External affairs minister Salman Khurshid on Friday said no deal has been worked out with Italy for bringing back the marines accused of killing two Indian fishermen but the government has "clarified" to authorities in Rome that the case does not entitle death penalty.
Khurshid credited his ministry, the Supreme Court and the position of his "senior" leaders for the return of the marines.
"We had no deal anywhere. No deal in Geneva, no deal in Colombo, no deal in Rome," Khurshid told reporters in New Delhi.
Speaking about the assurances given to Italian authorities about not giving death penalty to the two marines, he said "we clarified, for their (Italian government) benefit and on their initiative, when they enquired and asked us, we clarified to them in writing that if the marines come back within the period that is given to them, which I believe is presumably till midnight 22nd today, they will be compliant with the SC order".
He said it was clarified that there is no question of any authority proceeding to do anything to them or arresting them.
The external affairs minister said the marines were "free to move in the country" to the extent limited by the Supreme Court.
He said the other issue on which the Italians sought clarification was death penalty.
"We clarified that the nature of the alleged incident, for which they will be put on trial, is such, and jurisprudence of our country is very clear on it, that in such a case, there would not be death sentence."
"Because in the description that is being (given) of the rarest of the rarest cases, there is no place. We clarified that," Khurshid said.
"We didn't say we will not give you this sentence. We didn't say that. We said that our understanding is that this is not a case for rarest of rarest.
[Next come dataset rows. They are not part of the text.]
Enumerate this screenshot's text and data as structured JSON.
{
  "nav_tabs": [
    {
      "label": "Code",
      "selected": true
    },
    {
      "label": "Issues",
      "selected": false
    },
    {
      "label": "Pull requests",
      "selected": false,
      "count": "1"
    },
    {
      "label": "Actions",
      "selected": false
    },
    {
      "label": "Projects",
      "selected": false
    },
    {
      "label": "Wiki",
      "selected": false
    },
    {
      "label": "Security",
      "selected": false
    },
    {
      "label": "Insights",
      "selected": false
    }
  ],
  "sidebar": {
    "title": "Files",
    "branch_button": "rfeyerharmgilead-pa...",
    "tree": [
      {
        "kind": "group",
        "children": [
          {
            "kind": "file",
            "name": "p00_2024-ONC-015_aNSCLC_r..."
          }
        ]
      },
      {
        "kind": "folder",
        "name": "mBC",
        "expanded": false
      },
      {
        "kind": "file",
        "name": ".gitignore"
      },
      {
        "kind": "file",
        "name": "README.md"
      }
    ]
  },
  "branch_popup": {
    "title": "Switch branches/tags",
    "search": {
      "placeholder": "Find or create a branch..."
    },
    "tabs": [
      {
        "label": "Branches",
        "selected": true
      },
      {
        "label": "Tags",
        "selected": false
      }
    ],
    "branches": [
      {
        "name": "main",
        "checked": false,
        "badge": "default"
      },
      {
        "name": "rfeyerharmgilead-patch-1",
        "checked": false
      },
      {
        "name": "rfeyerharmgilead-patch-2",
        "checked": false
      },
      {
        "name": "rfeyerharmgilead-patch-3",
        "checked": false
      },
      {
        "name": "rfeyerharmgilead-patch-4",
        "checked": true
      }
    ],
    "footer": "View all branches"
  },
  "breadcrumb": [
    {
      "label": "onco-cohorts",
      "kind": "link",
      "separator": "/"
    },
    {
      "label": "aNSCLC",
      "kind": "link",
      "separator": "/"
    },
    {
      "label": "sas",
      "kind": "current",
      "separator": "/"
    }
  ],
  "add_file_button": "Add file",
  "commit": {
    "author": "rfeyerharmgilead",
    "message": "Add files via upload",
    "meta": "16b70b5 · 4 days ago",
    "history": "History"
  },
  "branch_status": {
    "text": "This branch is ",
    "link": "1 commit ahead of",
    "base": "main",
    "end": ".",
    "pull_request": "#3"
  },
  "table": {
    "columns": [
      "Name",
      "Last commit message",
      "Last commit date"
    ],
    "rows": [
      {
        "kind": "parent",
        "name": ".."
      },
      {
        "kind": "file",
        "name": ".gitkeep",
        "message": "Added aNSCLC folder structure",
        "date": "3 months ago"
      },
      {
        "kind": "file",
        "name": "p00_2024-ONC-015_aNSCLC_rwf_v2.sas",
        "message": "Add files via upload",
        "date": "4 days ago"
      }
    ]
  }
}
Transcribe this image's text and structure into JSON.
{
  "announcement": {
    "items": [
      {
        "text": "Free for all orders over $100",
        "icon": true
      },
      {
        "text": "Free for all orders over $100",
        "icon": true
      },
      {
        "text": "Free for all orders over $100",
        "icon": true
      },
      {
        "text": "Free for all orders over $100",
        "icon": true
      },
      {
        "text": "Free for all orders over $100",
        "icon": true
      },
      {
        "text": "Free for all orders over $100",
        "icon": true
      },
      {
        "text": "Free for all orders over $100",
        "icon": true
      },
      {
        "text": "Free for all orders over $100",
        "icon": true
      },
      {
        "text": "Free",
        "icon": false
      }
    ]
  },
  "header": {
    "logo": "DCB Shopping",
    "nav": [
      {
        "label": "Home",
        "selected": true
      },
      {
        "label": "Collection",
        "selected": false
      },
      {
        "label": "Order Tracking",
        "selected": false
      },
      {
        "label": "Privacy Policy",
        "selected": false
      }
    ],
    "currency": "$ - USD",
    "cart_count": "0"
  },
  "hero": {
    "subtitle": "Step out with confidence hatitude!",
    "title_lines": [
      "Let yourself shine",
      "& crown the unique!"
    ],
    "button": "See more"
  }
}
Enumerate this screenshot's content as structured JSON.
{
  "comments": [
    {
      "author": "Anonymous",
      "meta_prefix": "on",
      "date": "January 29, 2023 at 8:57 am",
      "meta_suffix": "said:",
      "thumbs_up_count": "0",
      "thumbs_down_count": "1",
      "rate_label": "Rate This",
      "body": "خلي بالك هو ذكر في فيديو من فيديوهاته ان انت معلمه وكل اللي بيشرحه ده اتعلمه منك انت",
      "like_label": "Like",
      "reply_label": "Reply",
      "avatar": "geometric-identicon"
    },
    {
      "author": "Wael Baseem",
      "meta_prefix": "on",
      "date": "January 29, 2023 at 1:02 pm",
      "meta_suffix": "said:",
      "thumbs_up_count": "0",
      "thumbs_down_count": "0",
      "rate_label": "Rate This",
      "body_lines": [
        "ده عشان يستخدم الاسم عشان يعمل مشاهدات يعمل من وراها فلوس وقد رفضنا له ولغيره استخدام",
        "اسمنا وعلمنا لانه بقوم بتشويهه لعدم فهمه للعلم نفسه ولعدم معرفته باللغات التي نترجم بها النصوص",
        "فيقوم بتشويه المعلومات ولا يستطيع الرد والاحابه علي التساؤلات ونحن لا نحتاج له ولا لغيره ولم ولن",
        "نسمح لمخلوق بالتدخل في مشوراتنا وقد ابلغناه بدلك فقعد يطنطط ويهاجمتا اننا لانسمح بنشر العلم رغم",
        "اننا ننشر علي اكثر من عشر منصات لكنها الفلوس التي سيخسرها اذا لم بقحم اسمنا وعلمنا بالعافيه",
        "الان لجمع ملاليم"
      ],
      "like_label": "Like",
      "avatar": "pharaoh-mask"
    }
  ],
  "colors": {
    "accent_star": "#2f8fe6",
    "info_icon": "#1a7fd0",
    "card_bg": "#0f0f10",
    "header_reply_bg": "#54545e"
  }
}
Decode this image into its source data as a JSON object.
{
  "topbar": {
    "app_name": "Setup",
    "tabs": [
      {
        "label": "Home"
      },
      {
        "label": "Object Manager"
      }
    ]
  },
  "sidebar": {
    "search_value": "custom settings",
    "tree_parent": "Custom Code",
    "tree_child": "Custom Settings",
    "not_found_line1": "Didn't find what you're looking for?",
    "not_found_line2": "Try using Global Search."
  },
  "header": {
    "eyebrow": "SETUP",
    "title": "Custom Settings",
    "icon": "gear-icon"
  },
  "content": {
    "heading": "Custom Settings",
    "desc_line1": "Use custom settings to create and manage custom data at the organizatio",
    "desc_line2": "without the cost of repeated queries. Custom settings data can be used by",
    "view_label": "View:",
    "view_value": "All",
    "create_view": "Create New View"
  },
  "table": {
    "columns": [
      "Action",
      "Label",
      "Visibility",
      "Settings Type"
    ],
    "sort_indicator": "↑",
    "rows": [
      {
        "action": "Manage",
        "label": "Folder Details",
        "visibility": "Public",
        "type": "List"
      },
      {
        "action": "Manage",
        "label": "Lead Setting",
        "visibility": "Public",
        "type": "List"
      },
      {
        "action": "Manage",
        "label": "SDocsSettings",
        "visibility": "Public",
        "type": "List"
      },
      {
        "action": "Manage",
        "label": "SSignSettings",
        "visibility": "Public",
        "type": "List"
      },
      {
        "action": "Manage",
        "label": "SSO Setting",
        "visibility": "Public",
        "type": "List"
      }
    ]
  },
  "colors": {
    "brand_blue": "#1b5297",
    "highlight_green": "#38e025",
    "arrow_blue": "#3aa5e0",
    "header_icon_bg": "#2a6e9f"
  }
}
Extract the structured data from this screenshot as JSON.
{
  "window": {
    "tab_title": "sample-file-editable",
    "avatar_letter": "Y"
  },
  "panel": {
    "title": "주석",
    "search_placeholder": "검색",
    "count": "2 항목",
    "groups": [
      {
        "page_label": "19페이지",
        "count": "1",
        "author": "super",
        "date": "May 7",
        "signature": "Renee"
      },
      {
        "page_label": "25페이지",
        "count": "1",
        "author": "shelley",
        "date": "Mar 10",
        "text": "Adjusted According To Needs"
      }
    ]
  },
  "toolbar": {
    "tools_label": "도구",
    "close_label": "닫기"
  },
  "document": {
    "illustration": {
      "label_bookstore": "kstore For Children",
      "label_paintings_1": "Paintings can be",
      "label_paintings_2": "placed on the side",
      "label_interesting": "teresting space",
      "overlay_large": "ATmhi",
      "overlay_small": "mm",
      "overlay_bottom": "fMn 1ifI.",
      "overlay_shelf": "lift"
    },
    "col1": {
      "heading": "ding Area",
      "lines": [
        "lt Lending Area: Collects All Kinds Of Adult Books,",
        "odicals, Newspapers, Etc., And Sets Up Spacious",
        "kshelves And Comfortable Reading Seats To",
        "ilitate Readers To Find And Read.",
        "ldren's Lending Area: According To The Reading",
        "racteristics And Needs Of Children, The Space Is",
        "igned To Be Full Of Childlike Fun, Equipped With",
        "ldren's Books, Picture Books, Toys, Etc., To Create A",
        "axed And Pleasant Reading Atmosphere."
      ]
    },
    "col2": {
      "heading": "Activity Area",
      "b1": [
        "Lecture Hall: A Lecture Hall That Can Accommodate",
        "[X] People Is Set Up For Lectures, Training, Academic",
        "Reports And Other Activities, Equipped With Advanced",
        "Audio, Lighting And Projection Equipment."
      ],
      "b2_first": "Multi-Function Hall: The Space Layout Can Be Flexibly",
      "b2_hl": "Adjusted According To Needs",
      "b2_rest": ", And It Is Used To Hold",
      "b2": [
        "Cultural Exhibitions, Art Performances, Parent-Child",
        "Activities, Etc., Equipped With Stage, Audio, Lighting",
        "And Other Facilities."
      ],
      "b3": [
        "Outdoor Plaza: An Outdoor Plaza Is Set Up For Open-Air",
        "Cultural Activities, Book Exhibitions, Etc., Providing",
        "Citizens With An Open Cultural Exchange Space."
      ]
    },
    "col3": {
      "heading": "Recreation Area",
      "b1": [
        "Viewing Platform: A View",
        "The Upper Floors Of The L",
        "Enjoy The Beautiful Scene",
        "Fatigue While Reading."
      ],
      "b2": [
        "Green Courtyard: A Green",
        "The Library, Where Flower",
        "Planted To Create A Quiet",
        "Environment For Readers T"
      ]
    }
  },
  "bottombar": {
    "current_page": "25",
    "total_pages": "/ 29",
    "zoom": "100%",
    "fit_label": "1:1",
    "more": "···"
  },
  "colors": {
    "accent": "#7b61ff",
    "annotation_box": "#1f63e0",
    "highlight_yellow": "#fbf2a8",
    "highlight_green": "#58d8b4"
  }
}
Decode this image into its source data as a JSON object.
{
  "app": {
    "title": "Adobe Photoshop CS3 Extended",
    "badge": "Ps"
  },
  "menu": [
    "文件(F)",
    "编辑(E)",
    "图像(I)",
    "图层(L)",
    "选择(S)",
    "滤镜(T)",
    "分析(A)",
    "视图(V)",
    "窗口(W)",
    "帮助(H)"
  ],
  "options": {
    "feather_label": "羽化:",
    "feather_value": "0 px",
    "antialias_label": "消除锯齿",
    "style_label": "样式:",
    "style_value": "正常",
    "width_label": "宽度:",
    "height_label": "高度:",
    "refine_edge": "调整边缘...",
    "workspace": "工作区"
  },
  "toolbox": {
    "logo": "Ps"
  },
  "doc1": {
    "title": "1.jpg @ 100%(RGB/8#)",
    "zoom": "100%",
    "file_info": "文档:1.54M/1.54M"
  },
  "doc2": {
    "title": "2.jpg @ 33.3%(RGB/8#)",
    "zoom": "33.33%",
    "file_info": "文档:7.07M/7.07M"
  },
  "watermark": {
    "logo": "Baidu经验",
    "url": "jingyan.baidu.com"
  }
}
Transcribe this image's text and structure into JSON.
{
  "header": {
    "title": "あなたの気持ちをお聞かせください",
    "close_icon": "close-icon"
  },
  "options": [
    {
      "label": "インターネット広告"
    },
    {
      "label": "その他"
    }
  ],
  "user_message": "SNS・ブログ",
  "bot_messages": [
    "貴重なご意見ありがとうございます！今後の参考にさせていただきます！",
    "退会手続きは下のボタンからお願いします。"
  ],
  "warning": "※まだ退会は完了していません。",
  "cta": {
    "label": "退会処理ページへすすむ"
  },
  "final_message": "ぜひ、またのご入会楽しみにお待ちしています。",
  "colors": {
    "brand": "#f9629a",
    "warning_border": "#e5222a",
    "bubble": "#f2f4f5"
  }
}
We checked with the law officers... and we gave them only after the law officers" gave their opinion, Khurshid stressed.
Italy got itself into a diplomatic row with India after it said that the two marines accused of killing Indian fishermen in Kerala last year will not return despite their written assurances to the Supreme Court which had allowed them to return home to participate in local elections.
However, Italy had last night said it will send back to India the two marines to face trial after receiving an assurance from Indian government about the protection of their fundamental rights.
Khurshid said there are issues that arose because of Italy's initial refusal to send back the marines and "we don't have a final answer on that".
Referring to restrictions imposed on the Italian Ambassador by the Supreme Court, Khurshid said the matter now doesn't stand as the situation has changed and hence the latest order might not apply.
But he made it clear that anybody who submits himself to the court would have to comply with the decisions of the court.
He said that at the end of the day, the Supreme Court would have looked into the Vienna convention if there could be a violation but "now that doesn't apply".
"I think we were able to move in the right direction. And there is no reason why we should be taking credit in the ministry of external affairs alone."